◆ THE PROBLEM
Give the data again exactly as written, without any of its pictures.

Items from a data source
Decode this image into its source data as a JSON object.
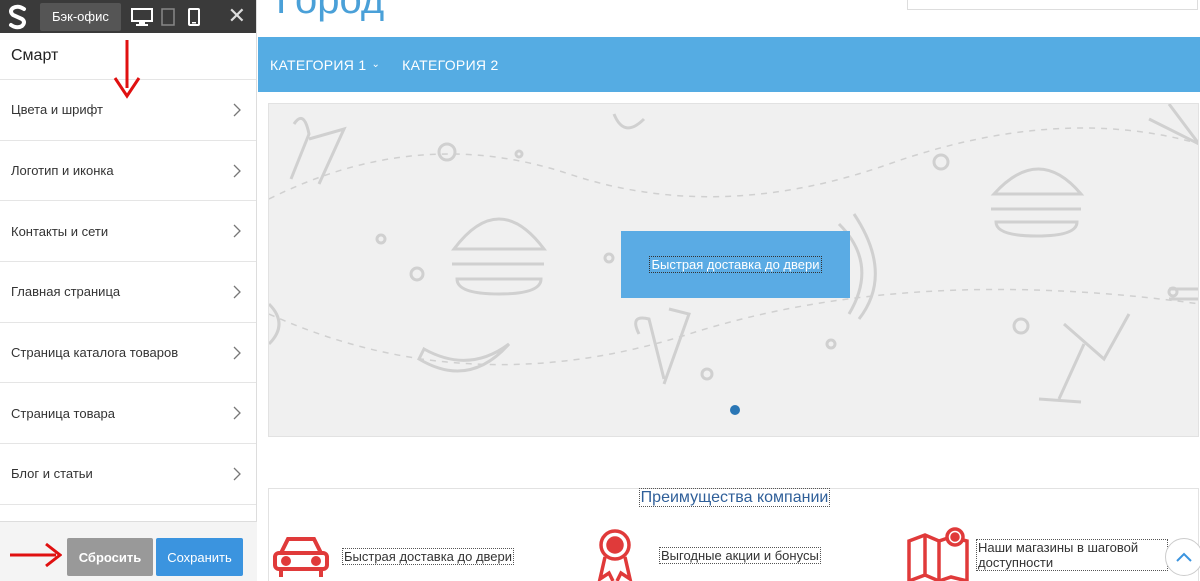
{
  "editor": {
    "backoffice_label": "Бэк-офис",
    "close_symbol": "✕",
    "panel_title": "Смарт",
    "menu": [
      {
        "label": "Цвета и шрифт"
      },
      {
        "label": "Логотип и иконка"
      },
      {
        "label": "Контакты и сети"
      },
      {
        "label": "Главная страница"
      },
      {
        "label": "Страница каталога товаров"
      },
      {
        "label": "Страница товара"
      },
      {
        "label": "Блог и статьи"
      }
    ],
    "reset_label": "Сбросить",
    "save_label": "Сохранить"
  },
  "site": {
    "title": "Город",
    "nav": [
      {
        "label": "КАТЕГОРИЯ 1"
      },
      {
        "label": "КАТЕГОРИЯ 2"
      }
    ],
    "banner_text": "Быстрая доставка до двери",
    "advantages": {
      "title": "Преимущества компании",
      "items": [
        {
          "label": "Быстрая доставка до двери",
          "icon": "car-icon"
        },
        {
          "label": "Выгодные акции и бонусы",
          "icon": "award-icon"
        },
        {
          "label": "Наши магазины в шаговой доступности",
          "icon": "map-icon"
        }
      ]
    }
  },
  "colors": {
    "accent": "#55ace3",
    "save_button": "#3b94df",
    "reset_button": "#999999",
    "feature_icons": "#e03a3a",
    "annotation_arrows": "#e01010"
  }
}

◆ TASK OUTPUT
Decode this image into its source data as a JSON object.
{
  "editor": {
    "backoffice_label": "Бэк-офис",
    "close_symbol": "✕",
    "panel_title": "Смарт",
    "menu": [
      {
        "label": "Цвета и шрифт"
      },
      {
        "label": "Логотип и иконка"
      },
      {
        "label": "Контакты и сети"
      },
      {
        "label": "Главная страница"
      },
      {
        "label": "Страница каталога товаров"
      },
      {
        "label": "Страница товара"
      },
      {
        "label": "Блог и статьи"
      }
    ],
    "reset_label": "Сбросить",
    "save_label": "Сохранить"
  },
  "site": {
    "title": "Город",
    "nav": [
      {
        "label": "КАТЕГОРИЯ 1"
      },
      {
        "label": "КАТЕГОРИЯ 2"
      }
    ],
    "banner_text": "Быстрая доставка до двери",
    "advantages": {
      "title": "Преимущества компании",
      "items": [
        {
          "label": "Быстрая доставка до двери",
          "icon": "car-icon"
        },
        {
          "label": "Выгодные акции и бонусы",
          "icon": "award-icon"
        },
        {
          "label": "Наши магазины в шаговой доступности",
          "icon": "map-icon"
        }
      ]
    }
  },
  "colors": {
    "accent": "#55ace3",
    "save_button": "#3b94df",
    "reset_button": "#999999",
    "feature_icons": "#e03a3a",
    "annotation_arrows": "#e01010"
  }
}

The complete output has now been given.